Thanks to The Sisterhood of Traveling Books, I recently finished Betty Smith's classic A Tree Grows in Brooklyn.
I can't get Francie, Neeley, and the gang out of my head, and that, my friends, is the mark of a book that's bound to be one of my all-time favorites.
This isn't a story of wild action and soap opera-like plot twists and turns; it's the simple, honest, pure portrayal of what it was like for a young girl to grow up in the Williamsburg slums of Brooklyn around the turn of the 20th century.
I took my time with this book and savored every one of Smith's words--not only because they are so beautifully and perfectly chosen but also because it made me feel that much closer to my immigrant ancestors who were living similar lives in the middle of nowhere, Pennsylvania around the same time.
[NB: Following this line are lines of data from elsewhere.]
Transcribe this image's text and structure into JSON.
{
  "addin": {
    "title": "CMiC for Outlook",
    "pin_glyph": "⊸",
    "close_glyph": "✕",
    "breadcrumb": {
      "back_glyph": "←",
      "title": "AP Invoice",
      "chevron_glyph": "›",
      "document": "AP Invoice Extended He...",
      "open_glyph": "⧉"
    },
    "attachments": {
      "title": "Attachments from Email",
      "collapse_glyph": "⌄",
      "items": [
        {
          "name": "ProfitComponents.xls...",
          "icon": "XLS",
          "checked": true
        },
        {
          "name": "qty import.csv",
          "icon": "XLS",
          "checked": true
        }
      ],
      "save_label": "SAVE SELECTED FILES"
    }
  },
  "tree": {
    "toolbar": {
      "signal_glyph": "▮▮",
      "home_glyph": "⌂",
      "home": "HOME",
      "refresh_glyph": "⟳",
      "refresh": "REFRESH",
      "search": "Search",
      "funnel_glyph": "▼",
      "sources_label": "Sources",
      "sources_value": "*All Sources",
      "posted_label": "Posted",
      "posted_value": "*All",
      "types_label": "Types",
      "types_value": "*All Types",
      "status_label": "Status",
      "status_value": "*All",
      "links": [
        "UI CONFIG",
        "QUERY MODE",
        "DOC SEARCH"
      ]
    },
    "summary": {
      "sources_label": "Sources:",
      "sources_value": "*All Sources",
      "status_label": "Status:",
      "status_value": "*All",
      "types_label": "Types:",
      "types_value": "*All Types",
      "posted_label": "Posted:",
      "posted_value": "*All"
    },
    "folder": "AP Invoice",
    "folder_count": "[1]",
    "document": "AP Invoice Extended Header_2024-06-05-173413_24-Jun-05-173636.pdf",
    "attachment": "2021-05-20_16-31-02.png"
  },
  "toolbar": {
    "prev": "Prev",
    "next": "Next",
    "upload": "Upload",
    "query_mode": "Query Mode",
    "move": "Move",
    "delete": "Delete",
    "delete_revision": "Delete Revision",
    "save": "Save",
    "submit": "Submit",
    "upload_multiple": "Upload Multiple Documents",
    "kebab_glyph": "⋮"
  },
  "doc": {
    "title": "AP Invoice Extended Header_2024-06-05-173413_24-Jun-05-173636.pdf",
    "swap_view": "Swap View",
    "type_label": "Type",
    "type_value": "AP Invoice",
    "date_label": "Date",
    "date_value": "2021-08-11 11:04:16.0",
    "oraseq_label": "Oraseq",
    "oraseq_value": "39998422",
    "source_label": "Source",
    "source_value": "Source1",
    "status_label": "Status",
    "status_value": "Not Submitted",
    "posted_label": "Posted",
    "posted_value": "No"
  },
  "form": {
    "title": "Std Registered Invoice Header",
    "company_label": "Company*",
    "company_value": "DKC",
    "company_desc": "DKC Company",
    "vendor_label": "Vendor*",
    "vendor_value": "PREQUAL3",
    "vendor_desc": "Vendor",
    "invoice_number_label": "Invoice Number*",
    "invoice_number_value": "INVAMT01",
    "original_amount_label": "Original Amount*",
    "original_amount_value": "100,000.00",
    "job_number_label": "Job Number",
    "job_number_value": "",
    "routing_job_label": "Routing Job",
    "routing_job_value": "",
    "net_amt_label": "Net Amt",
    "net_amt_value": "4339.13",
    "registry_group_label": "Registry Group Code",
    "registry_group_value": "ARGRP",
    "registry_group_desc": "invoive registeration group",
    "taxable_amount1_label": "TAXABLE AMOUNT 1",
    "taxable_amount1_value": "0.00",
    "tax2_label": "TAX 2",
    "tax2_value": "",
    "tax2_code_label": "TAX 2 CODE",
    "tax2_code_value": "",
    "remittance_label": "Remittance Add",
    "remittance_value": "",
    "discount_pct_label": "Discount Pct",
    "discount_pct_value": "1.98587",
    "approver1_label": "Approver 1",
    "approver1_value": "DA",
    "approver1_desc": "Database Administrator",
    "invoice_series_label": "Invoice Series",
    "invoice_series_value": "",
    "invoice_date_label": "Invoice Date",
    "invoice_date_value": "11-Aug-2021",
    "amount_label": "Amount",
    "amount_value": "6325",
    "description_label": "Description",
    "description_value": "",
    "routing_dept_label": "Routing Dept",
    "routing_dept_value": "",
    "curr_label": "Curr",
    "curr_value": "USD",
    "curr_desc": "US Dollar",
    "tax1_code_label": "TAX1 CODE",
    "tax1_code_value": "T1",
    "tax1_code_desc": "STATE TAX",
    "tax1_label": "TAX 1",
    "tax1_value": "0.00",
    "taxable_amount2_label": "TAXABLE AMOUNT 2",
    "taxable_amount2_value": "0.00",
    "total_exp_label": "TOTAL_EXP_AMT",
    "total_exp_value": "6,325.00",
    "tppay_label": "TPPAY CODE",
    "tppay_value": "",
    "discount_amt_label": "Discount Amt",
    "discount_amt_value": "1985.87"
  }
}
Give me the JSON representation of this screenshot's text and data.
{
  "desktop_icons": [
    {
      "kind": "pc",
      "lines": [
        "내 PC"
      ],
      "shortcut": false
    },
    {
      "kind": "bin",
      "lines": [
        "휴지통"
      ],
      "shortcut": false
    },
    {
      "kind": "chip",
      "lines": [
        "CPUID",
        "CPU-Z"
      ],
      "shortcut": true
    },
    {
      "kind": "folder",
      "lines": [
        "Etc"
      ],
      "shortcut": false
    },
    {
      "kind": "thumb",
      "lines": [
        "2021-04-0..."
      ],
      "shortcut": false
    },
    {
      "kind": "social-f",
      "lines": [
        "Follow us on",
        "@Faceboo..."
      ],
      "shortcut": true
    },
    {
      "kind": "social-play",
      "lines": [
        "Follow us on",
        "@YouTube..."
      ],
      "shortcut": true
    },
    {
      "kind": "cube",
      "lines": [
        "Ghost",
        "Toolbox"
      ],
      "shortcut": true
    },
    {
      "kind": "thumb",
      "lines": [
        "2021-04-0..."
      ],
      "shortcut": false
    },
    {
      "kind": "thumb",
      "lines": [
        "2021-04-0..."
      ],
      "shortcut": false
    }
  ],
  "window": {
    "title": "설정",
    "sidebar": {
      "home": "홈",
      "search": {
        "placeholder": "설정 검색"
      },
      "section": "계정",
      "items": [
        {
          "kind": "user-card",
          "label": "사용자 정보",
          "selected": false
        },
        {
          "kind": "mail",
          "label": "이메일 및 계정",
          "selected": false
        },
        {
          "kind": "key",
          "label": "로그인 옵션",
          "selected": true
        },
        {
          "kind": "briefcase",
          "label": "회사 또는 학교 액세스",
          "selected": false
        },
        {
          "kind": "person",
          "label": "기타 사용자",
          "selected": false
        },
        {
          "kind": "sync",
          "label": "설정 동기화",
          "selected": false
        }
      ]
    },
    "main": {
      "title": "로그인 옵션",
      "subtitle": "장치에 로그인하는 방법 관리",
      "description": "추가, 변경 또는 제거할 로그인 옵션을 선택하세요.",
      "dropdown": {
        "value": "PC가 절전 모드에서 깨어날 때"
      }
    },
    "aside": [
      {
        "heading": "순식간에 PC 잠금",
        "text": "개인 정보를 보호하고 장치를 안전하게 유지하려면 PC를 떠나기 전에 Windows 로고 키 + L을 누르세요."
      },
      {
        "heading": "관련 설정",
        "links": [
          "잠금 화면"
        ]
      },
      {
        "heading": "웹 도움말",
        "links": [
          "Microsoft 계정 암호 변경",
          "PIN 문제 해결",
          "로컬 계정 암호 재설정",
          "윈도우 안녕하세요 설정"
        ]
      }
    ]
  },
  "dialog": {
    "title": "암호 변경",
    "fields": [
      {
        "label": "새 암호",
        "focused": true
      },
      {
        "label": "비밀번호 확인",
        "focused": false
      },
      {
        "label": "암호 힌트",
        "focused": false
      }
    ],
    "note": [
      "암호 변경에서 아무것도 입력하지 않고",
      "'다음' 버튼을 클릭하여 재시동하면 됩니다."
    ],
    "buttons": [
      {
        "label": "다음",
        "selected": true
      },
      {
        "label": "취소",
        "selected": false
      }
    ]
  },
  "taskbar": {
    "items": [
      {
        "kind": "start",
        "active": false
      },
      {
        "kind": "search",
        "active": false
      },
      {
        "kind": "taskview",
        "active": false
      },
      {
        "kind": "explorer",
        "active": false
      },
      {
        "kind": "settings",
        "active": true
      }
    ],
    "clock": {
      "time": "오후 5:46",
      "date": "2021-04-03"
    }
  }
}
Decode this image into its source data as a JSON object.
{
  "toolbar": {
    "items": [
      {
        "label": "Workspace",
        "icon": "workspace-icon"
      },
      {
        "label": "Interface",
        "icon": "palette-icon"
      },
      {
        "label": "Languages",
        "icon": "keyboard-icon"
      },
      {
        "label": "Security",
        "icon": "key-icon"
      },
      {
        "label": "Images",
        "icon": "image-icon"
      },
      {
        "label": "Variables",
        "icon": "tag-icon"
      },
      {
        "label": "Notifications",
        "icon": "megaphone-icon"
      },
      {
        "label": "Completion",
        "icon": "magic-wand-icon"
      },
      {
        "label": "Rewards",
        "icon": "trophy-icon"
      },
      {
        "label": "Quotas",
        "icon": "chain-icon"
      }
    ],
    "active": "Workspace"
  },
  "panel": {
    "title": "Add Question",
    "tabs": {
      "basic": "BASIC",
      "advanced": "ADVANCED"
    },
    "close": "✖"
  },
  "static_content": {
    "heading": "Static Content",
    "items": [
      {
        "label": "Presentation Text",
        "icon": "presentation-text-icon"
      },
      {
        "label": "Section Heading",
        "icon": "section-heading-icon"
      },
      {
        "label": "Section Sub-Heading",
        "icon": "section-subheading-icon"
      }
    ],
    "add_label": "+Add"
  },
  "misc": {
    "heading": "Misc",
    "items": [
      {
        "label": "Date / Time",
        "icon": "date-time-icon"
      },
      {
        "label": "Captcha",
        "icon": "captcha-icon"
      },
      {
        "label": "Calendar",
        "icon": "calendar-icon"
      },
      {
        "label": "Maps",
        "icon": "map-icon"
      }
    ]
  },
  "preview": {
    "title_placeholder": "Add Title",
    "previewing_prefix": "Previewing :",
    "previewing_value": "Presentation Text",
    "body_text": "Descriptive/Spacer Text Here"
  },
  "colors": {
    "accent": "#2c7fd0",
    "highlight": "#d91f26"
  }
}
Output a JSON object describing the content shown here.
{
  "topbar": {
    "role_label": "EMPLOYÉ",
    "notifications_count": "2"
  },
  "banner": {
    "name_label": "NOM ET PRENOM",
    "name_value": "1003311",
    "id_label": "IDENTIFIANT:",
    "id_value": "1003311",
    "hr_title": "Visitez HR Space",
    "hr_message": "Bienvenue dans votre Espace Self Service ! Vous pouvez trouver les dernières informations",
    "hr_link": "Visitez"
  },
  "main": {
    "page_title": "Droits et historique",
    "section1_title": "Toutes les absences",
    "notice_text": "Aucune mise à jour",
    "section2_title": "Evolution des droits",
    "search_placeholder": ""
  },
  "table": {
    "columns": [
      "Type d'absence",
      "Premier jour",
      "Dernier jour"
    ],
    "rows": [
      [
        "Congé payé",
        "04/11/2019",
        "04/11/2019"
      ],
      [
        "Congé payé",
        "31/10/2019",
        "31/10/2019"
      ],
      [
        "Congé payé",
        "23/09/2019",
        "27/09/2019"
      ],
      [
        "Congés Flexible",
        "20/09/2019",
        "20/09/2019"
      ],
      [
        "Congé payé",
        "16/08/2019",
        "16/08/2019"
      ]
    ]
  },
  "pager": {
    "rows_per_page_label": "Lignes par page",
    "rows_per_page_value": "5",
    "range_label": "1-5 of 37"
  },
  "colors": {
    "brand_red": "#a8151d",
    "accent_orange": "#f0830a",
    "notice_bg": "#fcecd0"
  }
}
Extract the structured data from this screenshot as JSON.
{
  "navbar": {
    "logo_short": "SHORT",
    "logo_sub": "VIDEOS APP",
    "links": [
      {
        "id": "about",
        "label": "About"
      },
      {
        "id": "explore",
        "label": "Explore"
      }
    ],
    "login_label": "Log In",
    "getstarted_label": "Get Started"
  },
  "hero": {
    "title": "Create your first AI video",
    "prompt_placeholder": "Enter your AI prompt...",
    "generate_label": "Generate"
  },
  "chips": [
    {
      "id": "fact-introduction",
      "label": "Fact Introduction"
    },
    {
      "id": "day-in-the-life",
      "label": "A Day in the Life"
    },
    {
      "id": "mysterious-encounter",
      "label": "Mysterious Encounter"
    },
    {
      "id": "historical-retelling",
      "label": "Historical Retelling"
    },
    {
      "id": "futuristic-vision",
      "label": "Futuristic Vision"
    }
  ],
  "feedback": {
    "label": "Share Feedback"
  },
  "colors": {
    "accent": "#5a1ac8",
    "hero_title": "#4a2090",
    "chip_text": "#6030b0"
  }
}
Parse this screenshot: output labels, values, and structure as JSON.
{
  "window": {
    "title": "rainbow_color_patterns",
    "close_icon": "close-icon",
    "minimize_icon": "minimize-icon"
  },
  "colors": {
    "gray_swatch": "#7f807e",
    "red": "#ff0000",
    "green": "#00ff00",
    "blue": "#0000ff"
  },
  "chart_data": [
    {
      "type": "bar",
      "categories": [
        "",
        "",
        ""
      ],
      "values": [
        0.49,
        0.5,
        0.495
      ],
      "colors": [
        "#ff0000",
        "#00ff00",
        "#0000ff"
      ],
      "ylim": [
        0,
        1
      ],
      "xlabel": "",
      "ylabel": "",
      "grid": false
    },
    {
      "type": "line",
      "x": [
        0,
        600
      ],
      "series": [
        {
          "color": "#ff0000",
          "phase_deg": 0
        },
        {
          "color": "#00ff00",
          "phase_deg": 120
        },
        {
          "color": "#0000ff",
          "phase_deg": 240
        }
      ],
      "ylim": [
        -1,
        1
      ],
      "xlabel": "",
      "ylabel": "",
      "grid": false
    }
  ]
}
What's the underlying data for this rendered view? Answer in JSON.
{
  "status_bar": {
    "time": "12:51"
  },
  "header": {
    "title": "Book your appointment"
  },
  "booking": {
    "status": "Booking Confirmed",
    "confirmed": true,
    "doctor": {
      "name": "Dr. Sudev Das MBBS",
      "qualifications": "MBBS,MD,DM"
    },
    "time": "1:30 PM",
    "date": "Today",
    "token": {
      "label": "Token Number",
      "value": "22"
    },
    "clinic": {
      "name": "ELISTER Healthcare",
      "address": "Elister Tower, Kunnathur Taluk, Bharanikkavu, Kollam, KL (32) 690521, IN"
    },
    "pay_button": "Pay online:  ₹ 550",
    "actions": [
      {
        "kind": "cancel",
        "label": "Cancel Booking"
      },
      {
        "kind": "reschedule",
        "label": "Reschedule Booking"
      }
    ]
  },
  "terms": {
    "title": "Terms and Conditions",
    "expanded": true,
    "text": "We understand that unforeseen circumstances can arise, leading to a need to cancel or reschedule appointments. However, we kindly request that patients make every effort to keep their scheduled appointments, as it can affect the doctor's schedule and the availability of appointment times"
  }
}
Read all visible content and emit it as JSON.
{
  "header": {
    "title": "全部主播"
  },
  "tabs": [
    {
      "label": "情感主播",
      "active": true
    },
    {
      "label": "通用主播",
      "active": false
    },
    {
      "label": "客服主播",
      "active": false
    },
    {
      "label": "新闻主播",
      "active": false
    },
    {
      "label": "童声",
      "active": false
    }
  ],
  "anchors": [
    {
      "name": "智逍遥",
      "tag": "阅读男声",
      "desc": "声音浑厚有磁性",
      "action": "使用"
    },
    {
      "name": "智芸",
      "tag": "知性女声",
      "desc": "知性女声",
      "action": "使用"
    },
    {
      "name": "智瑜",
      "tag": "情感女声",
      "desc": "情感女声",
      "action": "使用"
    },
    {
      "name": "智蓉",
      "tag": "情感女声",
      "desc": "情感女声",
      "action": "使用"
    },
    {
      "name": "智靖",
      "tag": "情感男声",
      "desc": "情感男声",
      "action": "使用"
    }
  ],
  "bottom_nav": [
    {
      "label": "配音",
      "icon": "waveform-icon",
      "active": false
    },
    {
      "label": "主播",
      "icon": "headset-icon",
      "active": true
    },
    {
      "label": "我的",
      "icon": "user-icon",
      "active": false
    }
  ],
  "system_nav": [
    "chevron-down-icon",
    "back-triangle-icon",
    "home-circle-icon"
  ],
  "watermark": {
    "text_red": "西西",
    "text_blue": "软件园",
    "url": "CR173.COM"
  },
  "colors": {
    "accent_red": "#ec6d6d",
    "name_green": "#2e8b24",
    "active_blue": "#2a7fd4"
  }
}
And I think of Francie, and I remember the women in my family from that generation, and I am amazed and humbled to be where I am today, living the life that I have--all thanks to their hard work, determination, and good old-fashioned grit.
I could fill many posts with quotes from this book where I've dog-eared the pages, but I'll offer up my favorite and encourage you to find a copy and read it for yourself.
This part comes just after Francie finds out that World War I has begun; she wants to remember the moment forever, so she clips a lock of her hair and puts it in an envelope, seals it, and marks the front "Frances Nolan, age 15 years and 4 months. April 6, 1917."
Then she prays:
"Dear God . . . let me be something every minute of every hour of my life. Let me be gay; let me be sad. Let me be cold; let me be warm. Let me be hungry . . . have too much to eat. Let me be ragged or well dressed. Let me be sincere--be deceitful. Let me be truthful; let me be a liar. Let me be honorable and let me sin. Only let me be something every blessed minute. And when I sleep, let me dream all the time so that not one little piece of living is ever lost."
Let me be something every minute of every hour of my life.
May we all be so blessed.